## WHAT TO PRODUCE
If a line in the records contains the string "data", show that line.

*** MATERIALS PROVIDED ***

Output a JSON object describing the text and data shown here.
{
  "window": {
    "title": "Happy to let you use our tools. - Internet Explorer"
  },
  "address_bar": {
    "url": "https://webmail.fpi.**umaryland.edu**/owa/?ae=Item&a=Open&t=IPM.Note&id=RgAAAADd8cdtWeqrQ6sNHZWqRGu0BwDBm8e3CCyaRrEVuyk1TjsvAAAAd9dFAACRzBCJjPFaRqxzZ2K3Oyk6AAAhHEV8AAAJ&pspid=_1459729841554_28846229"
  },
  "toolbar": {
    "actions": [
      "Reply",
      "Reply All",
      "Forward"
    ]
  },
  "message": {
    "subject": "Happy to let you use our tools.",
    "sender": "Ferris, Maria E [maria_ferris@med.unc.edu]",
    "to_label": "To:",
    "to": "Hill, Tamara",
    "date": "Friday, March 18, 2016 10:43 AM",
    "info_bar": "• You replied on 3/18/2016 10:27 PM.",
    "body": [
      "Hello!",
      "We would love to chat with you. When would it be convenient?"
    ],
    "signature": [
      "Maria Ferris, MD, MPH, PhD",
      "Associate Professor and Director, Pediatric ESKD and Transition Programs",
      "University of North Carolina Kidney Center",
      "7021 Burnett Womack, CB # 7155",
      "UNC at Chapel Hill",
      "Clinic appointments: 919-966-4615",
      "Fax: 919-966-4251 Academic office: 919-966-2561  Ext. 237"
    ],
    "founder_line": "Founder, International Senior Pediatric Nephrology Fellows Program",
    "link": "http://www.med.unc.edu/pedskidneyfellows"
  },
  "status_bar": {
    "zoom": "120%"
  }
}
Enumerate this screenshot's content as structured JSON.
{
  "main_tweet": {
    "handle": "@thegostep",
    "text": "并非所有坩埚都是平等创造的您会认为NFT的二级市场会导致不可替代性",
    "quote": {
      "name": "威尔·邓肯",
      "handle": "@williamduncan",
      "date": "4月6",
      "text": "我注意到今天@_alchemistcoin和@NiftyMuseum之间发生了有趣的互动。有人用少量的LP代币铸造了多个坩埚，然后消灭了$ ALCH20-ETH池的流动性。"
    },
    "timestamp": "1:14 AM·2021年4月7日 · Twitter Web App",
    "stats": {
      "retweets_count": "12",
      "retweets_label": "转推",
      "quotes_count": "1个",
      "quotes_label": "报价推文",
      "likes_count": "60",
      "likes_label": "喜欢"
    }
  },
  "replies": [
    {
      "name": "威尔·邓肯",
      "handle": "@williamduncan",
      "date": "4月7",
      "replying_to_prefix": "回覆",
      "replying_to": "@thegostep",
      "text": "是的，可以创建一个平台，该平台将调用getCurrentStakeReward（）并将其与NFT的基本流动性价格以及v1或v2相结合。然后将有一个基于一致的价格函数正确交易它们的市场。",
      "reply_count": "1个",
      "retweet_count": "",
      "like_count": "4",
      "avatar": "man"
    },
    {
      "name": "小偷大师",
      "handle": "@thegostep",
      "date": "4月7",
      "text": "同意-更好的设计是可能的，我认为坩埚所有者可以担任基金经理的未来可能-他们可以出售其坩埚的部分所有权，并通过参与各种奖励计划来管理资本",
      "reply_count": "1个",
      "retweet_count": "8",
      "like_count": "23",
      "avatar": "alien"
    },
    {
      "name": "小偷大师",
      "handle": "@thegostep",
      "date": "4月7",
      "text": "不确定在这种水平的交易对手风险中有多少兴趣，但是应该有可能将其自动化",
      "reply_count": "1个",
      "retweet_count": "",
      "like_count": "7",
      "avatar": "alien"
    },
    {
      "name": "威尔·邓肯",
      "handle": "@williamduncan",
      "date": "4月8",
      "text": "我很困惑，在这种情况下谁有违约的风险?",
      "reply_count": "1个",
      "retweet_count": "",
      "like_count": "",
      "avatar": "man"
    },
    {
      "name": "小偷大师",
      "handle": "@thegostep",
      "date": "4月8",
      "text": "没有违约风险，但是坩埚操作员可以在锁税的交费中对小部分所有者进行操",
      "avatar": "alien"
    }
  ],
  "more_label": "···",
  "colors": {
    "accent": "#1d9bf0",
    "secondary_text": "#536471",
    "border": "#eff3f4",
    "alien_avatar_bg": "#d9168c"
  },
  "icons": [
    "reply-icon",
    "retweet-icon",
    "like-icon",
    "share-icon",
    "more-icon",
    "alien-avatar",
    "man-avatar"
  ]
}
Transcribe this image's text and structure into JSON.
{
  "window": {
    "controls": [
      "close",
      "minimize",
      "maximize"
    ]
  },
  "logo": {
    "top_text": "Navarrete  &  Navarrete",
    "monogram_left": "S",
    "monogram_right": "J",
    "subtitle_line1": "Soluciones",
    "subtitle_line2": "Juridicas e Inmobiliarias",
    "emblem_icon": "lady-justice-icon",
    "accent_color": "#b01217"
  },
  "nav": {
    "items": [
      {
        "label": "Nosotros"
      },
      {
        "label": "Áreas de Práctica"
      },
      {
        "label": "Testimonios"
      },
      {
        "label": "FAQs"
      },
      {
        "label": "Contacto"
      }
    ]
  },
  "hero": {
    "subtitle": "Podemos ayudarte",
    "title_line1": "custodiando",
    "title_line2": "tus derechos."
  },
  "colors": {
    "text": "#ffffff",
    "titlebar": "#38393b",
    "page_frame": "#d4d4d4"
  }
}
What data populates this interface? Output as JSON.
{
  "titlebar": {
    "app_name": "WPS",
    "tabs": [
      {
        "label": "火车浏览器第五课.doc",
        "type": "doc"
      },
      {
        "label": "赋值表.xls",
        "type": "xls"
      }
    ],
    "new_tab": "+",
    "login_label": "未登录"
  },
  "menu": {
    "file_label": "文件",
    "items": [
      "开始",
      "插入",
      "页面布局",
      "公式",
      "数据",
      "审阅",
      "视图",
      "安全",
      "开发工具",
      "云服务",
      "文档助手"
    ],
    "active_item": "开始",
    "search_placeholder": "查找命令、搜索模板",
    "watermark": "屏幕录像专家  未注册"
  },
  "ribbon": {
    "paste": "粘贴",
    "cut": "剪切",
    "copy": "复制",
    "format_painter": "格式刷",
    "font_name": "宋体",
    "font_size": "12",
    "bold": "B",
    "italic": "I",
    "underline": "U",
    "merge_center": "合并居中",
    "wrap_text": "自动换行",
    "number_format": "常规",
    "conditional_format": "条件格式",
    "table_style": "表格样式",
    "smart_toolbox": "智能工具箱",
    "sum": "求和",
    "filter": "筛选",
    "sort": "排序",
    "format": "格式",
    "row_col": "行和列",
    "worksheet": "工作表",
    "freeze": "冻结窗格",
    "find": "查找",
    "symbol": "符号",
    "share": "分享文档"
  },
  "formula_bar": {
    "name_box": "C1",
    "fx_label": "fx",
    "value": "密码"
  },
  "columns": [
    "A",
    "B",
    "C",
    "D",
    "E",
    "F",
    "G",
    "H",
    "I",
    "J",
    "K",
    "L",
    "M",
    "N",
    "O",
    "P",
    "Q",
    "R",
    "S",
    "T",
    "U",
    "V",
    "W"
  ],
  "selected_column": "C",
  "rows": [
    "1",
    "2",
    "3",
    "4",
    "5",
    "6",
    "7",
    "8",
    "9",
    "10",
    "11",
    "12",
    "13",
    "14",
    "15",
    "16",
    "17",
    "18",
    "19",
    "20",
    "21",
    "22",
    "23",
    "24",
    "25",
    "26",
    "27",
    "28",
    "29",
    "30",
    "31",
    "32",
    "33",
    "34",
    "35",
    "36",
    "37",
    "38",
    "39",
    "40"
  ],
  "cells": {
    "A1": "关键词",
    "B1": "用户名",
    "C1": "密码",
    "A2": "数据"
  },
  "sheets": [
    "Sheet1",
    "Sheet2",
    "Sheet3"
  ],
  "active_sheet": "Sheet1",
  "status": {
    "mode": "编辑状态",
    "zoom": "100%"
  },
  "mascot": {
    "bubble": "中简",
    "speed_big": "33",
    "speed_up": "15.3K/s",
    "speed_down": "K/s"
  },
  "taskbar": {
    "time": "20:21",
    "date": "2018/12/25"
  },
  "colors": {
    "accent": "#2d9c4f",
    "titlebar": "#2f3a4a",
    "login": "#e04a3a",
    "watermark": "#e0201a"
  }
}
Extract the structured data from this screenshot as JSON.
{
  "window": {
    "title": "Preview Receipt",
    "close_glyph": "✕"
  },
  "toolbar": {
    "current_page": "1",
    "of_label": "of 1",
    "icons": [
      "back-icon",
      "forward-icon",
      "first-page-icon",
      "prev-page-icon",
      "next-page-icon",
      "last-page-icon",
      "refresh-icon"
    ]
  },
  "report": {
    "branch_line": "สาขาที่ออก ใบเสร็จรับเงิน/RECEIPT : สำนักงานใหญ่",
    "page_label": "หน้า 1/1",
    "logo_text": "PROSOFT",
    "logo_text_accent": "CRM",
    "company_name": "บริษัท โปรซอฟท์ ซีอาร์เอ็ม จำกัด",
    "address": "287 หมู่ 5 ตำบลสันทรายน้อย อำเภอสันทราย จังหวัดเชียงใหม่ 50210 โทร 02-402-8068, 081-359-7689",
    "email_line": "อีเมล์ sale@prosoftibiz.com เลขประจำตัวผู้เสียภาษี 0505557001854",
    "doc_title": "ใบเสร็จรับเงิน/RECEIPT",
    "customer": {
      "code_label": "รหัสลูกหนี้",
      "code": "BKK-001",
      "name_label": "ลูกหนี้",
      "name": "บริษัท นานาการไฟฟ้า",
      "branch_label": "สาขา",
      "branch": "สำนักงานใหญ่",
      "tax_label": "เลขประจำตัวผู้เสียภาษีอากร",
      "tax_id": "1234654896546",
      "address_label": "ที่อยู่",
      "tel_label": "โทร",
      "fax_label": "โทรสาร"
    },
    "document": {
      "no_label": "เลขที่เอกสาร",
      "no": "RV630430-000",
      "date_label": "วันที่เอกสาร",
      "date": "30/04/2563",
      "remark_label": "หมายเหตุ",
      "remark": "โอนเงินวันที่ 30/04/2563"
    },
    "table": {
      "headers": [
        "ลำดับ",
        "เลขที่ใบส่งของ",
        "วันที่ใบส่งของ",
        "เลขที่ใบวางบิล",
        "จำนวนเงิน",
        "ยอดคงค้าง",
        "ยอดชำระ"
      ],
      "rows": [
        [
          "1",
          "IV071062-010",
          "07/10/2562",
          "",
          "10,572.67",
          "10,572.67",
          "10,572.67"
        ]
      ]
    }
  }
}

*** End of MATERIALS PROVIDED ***

## RESPONSE FOR THIS EXERCISE
Output a JSON object describing the text and data shown here.
What data populates this interface? Output as JSON.
Extract the structured data from this screenshot as JSON.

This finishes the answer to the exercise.